Copy every line of the data that contains the string "class".

%%

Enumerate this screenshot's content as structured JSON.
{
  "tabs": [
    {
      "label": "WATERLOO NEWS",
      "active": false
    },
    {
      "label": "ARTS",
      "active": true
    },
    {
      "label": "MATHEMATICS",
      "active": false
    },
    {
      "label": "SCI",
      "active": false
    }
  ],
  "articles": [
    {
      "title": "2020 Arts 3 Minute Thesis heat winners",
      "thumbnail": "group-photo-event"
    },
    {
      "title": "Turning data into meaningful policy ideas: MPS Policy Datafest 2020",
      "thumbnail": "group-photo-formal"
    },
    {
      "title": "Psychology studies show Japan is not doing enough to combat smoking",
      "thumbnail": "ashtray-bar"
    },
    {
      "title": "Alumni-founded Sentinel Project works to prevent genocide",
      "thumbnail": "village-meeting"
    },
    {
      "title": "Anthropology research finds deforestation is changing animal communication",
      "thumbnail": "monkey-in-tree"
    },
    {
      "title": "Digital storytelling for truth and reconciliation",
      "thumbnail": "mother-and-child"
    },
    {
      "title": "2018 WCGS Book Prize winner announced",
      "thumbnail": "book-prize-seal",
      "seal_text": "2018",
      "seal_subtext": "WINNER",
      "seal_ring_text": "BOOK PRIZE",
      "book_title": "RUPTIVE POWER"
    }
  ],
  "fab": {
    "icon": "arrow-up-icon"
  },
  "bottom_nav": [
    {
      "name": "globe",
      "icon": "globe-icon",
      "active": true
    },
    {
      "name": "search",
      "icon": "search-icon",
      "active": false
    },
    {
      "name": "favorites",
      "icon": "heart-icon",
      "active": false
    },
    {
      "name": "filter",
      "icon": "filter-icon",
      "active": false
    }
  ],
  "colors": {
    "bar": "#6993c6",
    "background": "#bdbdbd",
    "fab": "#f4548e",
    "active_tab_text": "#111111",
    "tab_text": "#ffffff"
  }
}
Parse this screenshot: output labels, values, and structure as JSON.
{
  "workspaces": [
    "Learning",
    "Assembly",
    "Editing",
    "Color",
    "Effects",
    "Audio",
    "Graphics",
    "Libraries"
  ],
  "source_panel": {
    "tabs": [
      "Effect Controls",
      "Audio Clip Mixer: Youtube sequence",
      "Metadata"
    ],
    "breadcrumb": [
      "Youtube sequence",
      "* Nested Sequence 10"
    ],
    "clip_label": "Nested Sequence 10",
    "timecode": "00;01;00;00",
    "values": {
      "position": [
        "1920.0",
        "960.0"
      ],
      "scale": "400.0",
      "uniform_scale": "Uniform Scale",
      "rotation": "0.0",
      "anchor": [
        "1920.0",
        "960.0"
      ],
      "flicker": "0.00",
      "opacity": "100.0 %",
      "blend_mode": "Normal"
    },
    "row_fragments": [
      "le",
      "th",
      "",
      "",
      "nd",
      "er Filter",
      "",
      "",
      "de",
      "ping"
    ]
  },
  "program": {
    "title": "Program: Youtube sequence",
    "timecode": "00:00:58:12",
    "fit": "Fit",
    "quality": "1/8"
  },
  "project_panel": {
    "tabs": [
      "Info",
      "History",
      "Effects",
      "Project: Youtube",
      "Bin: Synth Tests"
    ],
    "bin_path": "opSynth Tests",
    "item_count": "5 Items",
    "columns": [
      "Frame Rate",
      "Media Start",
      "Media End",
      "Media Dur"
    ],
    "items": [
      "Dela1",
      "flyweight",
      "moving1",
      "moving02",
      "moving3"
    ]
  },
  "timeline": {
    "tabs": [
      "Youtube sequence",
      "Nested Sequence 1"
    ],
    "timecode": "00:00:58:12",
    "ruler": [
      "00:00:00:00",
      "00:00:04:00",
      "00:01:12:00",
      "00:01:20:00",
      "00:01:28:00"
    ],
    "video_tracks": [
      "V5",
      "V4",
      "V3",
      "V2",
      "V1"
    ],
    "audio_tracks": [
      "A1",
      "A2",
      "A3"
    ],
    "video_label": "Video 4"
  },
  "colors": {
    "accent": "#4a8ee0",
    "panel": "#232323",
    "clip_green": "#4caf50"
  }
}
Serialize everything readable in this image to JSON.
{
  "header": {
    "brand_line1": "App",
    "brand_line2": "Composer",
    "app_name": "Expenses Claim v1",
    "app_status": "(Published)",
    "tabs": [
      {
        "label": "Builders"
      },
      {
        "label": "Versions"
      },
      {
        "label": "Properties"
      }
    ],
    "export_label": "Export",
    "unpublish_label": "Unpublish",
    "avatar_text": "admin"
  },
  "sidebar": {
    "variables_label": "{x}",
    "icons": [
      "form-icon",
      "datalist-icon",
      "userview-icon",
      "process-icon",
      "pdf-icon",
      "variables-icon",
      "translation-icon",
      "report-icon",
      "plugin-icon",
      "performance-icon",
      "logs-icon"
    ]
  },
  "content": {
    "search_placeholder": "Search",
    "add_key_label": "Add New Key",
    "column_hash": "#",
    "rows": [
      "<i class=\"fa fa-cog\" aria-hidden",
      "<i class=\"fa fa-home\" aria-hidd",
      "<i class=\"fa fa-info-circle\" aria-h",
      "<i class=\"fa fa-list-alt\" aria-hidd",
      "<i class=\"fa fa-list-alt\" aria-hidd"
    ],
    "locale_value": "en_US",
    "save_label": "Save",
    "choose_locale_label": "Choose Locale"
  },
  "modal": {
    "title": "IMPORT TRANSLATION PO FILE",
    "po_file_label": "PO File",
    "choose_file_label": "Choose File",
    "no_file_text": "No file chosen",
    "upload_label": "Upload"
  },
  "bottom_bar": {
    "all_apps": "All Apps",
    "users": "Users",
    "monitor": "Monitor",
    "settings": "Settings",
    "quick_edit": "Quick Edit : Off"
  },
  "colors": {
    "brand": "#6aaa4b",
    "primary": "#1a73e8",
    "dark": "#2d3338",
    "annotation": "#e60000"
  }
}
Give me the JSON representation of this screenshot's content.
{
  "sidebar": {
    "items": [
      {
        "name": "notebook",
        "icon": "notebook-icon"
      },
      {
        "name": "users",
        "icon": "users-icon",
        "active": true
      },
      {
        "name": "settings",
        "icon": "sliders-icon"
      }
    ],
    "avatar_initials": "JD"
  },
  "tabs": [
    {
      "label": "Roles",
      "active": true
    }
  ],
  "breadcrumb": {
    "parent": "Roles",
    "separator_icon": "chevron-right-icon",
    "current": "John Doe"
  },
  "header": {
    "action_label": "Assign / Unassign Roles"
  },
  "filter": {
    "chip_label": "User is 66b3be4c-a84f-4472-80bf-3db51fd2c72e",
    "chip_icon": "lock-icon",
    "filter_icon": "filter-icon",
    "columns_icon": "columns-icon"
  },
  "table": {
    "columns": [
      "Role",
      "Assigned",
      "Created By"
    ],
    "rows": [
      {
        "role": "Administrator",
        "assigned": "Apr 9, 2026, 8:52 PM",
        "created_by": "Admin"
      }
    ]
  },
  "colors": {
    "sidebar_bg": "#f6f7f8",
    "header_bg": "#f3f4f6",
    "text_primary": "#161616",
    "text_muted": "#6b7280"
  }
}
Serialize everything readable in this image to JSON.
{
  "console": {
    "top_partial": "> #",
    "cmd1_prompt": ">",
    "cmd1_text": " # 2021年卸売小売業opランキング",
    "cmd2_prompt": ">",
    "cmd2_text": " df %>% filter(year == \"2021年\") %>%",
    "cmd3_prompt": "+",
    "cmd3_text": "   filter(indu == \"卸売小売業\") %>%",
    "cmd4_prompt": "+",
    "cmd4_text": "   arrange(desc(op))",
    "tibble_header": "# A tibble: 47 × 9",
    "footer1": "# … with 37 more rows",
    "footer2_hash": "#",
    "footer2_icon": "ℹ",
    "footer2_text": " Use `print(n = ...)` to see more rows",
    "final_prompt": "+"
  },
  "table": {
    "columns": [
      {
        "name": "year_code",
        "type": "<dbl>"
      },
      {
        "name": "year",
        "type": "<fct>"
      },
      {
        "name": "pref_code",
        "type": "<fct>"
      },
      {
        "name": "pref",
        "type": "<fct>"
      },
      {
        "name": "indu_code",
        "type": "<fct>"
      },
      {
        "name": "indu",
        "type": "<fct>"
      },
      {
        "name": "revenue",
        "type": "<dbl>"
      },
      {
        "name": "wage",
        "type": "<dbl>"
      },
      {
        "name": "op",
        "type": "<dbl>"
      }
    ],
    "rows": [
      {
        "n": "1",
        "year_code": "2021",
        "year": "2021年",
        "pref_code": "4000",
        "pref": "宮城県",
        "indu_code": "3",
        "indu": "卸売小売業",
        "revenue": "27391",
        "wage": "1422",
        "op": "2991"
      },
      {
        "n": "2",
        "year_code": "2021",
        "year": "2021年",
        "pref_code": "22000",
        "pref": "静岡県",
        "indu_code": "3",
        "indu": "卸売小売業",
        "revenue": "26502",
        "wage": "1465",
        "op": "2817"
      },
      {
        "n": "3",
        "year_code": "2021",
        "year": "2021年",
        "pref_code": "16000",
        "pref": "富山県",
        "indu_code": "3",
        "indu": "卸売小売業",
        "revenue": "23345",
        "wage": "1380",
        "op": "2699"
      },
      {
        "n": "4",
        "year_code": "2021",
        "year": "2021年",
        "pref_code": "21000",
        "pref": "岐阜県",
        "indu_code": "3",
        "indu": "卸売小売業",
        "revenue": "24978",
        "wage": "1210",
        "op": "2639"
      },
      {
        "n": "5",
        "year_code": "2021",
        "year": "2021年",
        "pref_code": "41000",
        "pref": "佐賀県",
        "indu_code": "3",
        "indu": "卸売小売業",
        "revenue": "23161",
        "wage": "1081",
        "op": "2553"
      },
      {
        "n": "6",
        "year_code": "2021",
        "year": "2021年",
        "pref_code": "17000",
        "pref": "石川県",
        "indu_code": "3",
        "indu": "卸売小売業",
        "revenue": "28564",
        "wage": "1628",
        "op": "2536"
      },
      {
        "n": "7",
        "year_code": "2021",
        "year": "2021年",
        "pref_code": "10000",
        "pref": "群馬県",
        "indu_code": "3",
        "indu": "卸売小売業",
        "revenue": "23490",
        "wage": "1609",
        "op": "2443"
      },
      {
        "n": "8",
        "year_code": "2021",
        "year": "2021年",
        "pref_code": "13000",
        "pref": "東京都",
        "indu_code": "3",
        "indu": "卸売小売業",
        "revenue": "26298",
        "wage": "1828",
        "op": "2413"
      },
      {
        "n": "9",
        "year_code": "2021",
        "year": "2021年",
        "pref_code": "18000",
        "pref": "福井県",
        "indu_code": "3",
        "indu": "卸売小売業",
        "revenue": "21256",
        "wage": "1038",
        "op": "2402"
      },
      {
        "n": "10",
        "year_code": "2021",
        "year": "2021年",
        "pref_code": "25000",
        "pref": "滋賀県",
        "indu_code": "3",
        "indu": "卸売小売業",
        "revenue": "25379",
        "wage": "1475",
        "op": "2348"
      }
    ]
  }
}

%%

**RESULT BELOW:**
      "<i class=\"fa fa-cog\" aria-hidden",
      "<i class=\"fa fa-home\" aria-hidd",
      "<i class=\"fa fa-info-circle\" aria-h",
      "<i class=\"fa fa-list-alt\" aria-hidd",
      "<i class=\"fa fa-list-alt\" aria-hidd"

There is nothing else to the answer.